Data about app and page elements
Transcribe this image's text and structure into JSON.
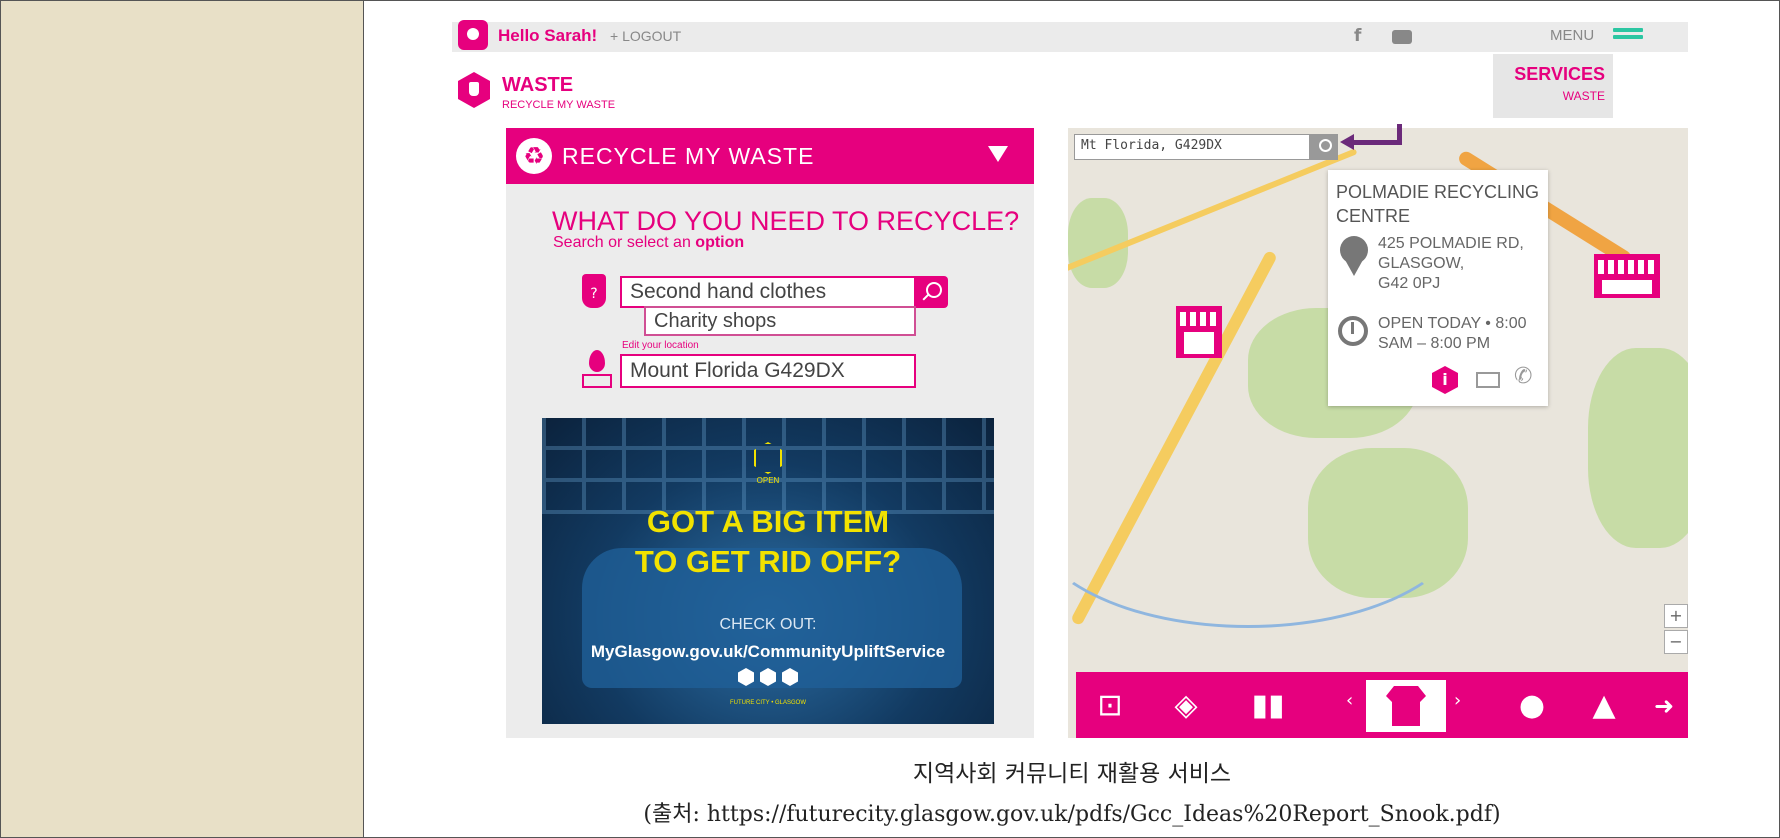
{
  "header": {
    "greeting": "Hello Sarah!",
    "logout": "+ LOGOUT",
    "menu": "MENU"
  },
  "section": {
    "title": "WASTE",
    "subtitle": "RECYCLE MY WASTE"
  },
  "services": {
    "title": "SERVICES",
    "sub": "WASTE"
  },
  "recycle_panel": {
    "bar_label": "RECYCLE MY WASTE",
    "question": "WHAT DO YOU NEED TO RECYCLE?",
    "hint_prefix": "Search or select an ",
    "hint_bold": "option",
    "search_value": "Second hand clothes",
    "suggestion": "Charity shops",
    "edit_location_label": "Edit your location",
    "location_value": "Mount Florida G429DX"
  },
  "ad": {
    "badge": "OPEN",
    "headline_1": "GOT A BIG ITEM",
    "headline_2": "TO GET RID OFF?",
    "check_out": "CHECK OUT:",
    "url": "MyGlasgow.gov.uk/CommunityUpliftService",
    "footer": "FUTURE CITY • GLASGOW"
  },
  "map": {
    "search_value": "Mt Florida, G429DX",
    "popup": {
      "title": "POLMADIE RECYCLING CENTRE",
      "address_1": "425 POLMADIE RD,",
      "address_2": "GLASGOW,",
      "address_3": "G42 0PJ",
      "hours_1": "OPEN TODAY • 8:00",
      "hours_2": "SAM – 8:00 PM"
    },
    "zoom_in": "+",
    "zoom_out": "−"
  },
  "categories": [
    "washing-machine-icon",
    "layers-icon",
    "bottles-icon",
    "tshirt-icon",
    "apple-icon",
    "flask-icon"
  ],
  "caption": {
    "title": "지역사회 커뮤니티 재활용 서비스",
    "source": "(출처: https://futurecity.glasgow.gov.uk/pdfs/Gcc_Ideas%20Report_Snook.pdf)"
  },
  "colors": {
    "brand": "#e6007e",
    "menu_accent": "#2bc6a2",
    "sidebar": "#e8e0c7"
  }
}
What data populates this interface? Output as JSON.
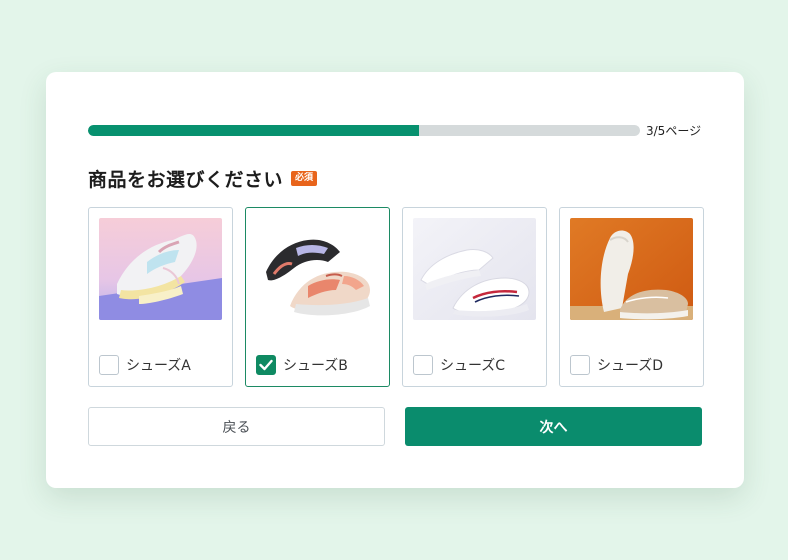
{
  "progress": {
    "label": "3/5ページ",
    "fraction": 0.6
  },
  "question": {
    "title": "商品をお選びください",
    "required_badge": "必須"
  },
  "options": [
    {
      "label": "シューズA",
      "checked": false
    },
    {
      "label": "シューズB",
      "checked": true
    },
    {
      "label": "シューズC",
      "checked": false
    },
    {
      "label": "シューズD",
      "checked": false
    }
  ],
  "buttons": {
    "back": "戻る",
    "next": "次へ"
  },
  "colors": {
    "accent": "#0a8c6d",
    "required": "#e8641b",
    "background": "#e3f5ea"
  }
}
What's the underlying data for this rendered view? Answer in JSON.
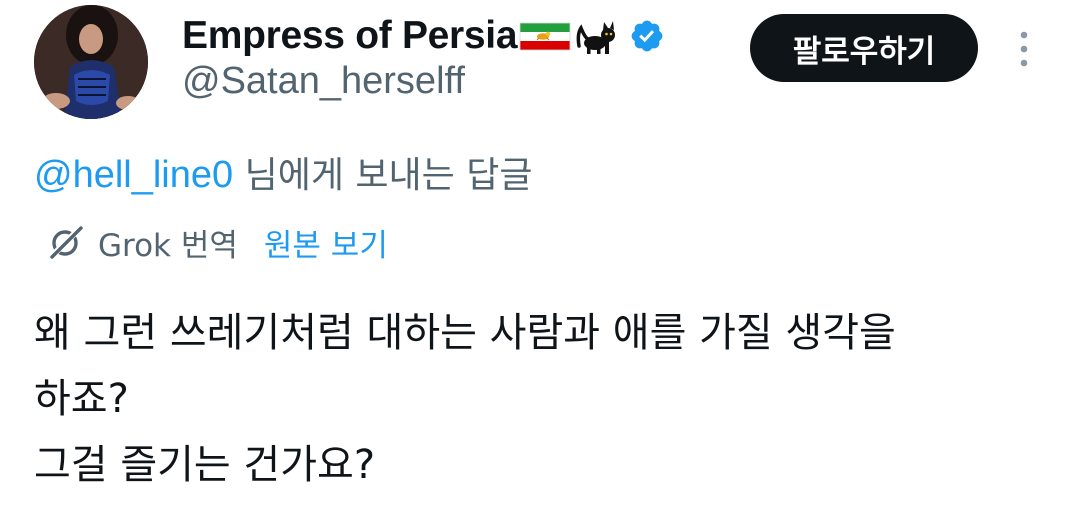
{
  "author": {
    "display_name": "Empress of Persia",
    "flag_icon": "iran-lion-and-sun-flag-icon",
    "cat_emoji": "🐈‍⬛",
    "verified_icon": "verified-badge-icon",
    "verified_color": "#1d9bf0",
    "handle": "@Satan_herselff"
  },
  "follow_button": {
    "label": "팔로우하기"
  },
  "reply": {
    "mention": "@hell_line0",
    "suffix": " 님에게 보내는 답글"
  },
  "translation": {
    "label": "Grok 번역",
    "view_original": "원본 보기"
  },
  "tweet": {
    "lines": [
      "왜 그런 쓰레기처럼 대하는 사람과 애를 가질 생각을",
      "하죠?",
      "그걸 즐기는 건가요?"
    ]
  },
  "colors": {
    "accent": "#1d9bf0",
    "secondary_text": "#536471",
    "primary_text": "#0f1419"
  }
}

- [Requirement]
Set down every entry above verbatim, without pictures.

- [Written reply]
Transcribe this image's text and structure into JSON.
{
  "header": {
    "greeting": "Hello Sarah!",
    "logout": "+ LOGOUT",
    "menu": "MENU"
  },
  "section": {
    "title": "WASTE",
    "subtitle": "RECYCLE MY WASTE"
  },
  "services": {
    "title": "SERVICES",
    "sub": "WASTE"
  },
  "recycle_panel": {
    "bar_label": "RECYCLE MY WASTE",
    "question": "WHAT DO YOU NEED TO RECYCLE?",
    "hint_prefix": "Search or select an ",
    "hint_bold": "option",
    "search_value": "Second hand clothes",
    "suggestion": "Charity shops",
    "edit_location_label": "Edit your location",
    "location_value": "Mount Florida G429DX"
  },
  "ad": {
    "badge": "OPEN",
    "headline_1": "GOT A BIG ITEM",
    "headline_2": "TO GET RID OFF?",
    "check_out": "CHECK OUT:",
    "url": "MyGlasgow.gov.uk/CommunityUpliftService",
    "footer": "FUTURE CITY • GLASGOW"
  },
  "map": {
    "search_value": "Mt Florida, G429DX",
    "popup": {
      "title": "POLMADIE RECYCLING CENTRE",
      "address_1": "425 POLMADIE RD,",
      "address_2": "GLASGOW,",
      "address_3": "G42 0PJ",
      "hours_1": "OPEN TODAY • 8:00",
      "hours_2": "SAM – 8:00 PM"
    },
    "zoom_in": "+",
    "zoom_out": "−"
  },
  "categories": [
    "washing-machine-icon",
    "layers-icon",
    "bottles-icon",
    "tshirt-icon",
    "apple-icon",
    "flask-icon"
  ],
  "caption": {
    "title": "지역사회 커뮤니티 재활용 서비스",
    "source": "(출처: https://futurecity.glasgow.gov.uk/pdfs/Gcc_Ideas%20Report_Snook.pdf)"
  },
  "colors": {
    "brand": "#e6007e",
    "menu_accent": "#2bc6a2",
    "sidebar": "#e8e0c7"
  }
}
What data populates this interface? Output as JSON.
{
  "progress": {
    "label": "3/5ページ",
    "fraction": 0.6
  },
  "question": {
    "title": "商品をお選びください",
    "required_badge": "必須"
  },
  "options": [
    {
      "label": "シューズA",
      "checked": false
    },
    {
      "label": "シューズB",
      "checked": true
    },
    {
      "label": "シューズC",
      "checked": false
    },
    {
      "label": "シューズD",
      "checked": false
    }
  ],
  "buttons": {
    "back": "戻る",
    "next": "次へ"
  },
  "colors": {
    "accent": "#0a8c6d",
    "required": "#e8641b",
    "background": "#e3f5ea"
  }
}
What's the underlying data for this rendered view? Answer in JSON.
{
  "author": {
    "display_name": "Empress of Persia",
    "flag_icon": "iran-lion-and-sun-flag-icon",
    "cat_emoji": "🐈‍⬛",
    "verified_icon": "verified-badge-icon",
    "verified_color": "#1d9bf0",
    "handle": "@Satan_herselff"
  },
  "follow_button": {
    "label": "팔로우하기"
  },
  "reply": {
    "mention": "@hell_line0",
    "suffix": " 님에게 보내는 답글"
  },
  "translation": {
    "label": "Grok 번역",
    "view_original": "원본 보기"
  },
  "tweet": {
    "lines": [
      "왜 그런 쓰레기처럼 대하는 사람과 애를 가질 생각을",
      "하죠?",
      "그걸 즐기는 건가요?"
    ]
  },
  "colors": {
    "accent": "#1d9bf0",
    "secondary_text": "#536471",
    "primary_text": "#0f1419"
  }
}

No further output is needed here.